Yes, as I wrote in 2015, that’s Dave, “Boris” (Alexander Boris dePfeffel), and the rest of their Old Etonian pals, in purpose-tailored  getups, before the notorious Bullingdon Club dinner, which year after year ended in drunken rioting, invading and smashing up the rooms of ordinary students (who were referred to as “trogs” i.e. troglodytes), the occasional debagging (an old tradition; see Evelyn Waugh’s Decline and Fall), and then moving on to more serious stuff like smashing up restaurants.
“Boris” you will have noticed, was already showing his talent for occupying centre-stage, and by all accounts was already exhibiting his incendiary sense of humour.
If you’ve forgotten about Dave (David William Donald Cameron, PM 11 May 2010 to 13 July 2016), his autobiographical For the Record is due for release in September, and he is said to have obtained an £800,000 advance on this from HarperCollins, a subsidiary of Rupert Murdoch’s Newscorp, which also owns Dow Jones (as in Dow Jones Index). Perhaps we should feel sorry for him; Alexander Boris de Pfeffel Johnson is said to earn that much every year.

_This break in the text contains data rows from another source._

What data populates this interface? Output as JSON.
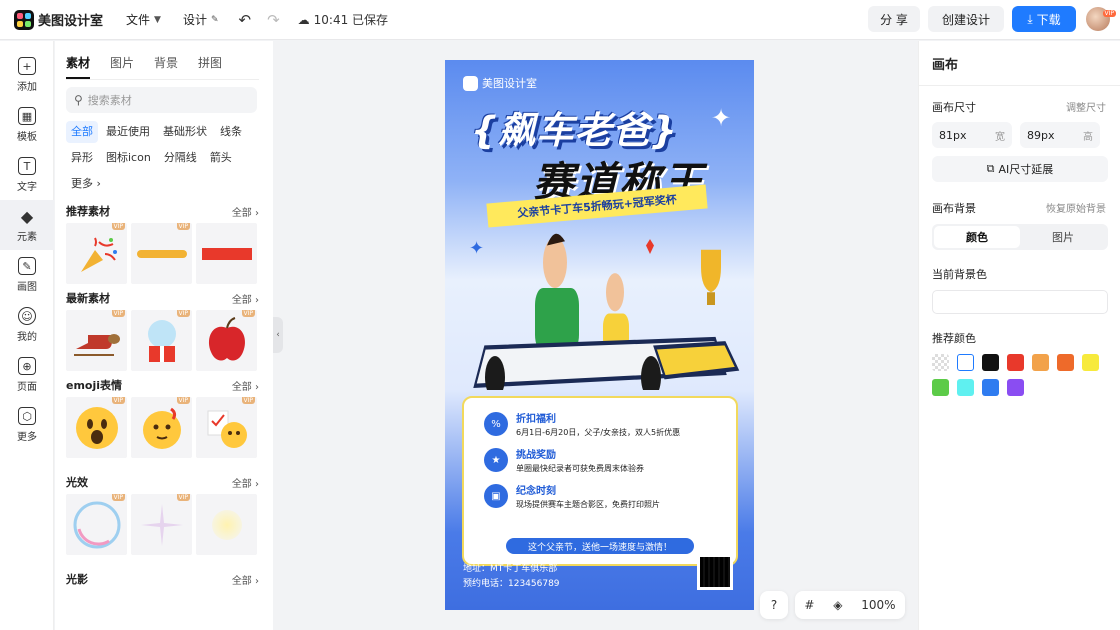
{
  "header": {
    "app_name": "美图设计室",
    "menu_file": "文件",
    "menu_design": "设计",
    "save_status": "10:41 已保存",
    "share_label": "分 享",
    "create_label": "创建设计",
    "download_label": "下载",
    "avatar_badge": "VIP"
  },
  "rail": {
    "items": [
      {
        "label": "添加",
        "icon": "plus-icon"
      },
      {
        "label": "模板",
        "icon": "template-icon"
      },
      {
        "label": "文字",
        "icon": "text-icon"
      },
      {
        "label": "元素",
        "icon": "elements-icon"
      },
      {
        "label": "画图",
        "icon": "draw-icon"
      },
      {
        "label": "我的",
        "icon": "user-icon"
      },
      {
        "label": "页面",
        "icon": "page-icon"
      },
      {
        "label": "更多",
        "icon": "cube-icon"
      }
    ],
    "active": "元素"
  },
  "assets": {
    "tabs": [
      "素材",
      "图片",
      "背景",
      "拼图"
    ],
    "active_tab": "素材",
    "search_placeholder": "搜索素材",
    "chips": [
      "全部",
      "最近使用",
      "基础形状",
      "线条",
      "异形",
      "图标icon",
      "分隔线",
      "箭头",
      "更多"
    ],
    "active_chip": "全部",
    "vip_badge": "VIP",
    "see_all": "全部",
    "sections": [
      {
        "title": "推荐素材"
      },
      {
        "title": "最新素材"
      },
      {
        "title": "emoji表情"
      },
      {
        "title": "光效"
      },
      {
        "title": "光影"
      }
    ]
  },
  "poster": {
    "brand": "美图设计室",
    "title_line1": "{飙车老爸}",
    "title_line2": "赛道称王",
    "ribbon": "父亲节卡丁车5折畅玩+冠军奖杯",
    "items": [
      {
        "heading": "折扣福利",
        "desc": "6月1日-6月20日，父子/女亲技，双人5折优惠"
      },
      {
        "heading": "挑战奖励",
        "desc": "单圈最快纪录者可获免费周末体验券"
      },
      {
        "heading": "纪念时刻",
        "desc": "现场提供赛车主题合影区，免费打印照片"
      }
    ],
    "slogan": "这个父亲节，送他一场速度与激情！",
    "address": "地址：MT卡丁车俱乐部",
    "phone": "预约电话：123456789"
  },
  "canvas_tools": {
    "help": "?",
    "zoom": "100%"
  },
  "right_panel": {
    "title": "画布",
    "size_label": "画布尺寸",
    "adjust_size": "调整尺寸",
    "width_value": "81px",
    "width_unit": "宽",
    "height_value": "89px",
    "height_unit": "高",
    "ai_extend": "AI尺寸延展",
    "bg_label": "画布背景",
    "restore_bg": "恢复原始背景",
    "seg_color": "颜色",
    "seg_image": "图片",
    "current_bg_label": "当前背景色",
    "recommended_label": "推荐颜色",
    "swatches": [
      "transparent",
      "#ffffff",
      "#111111",
      "#e8392b",
      "#f2a24a",
      "#ee6a2a",
      "#f7ea3c",
      "#5ccb48",
      "#5ff0f0",
      "#2f7cf0",
      "#8a4df2"
    ]
  }
}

1] According to Wikipedia, the price of this gear in 2007 was £3,500. Equal to some 600 hours work at minimum wage, or 49 weeks living allowance on benefits in Glasgow. But remember, that does include the special biscuit-coloured waistcoat. And you do get two more chances to wear it, if you make it into the Club in your first year.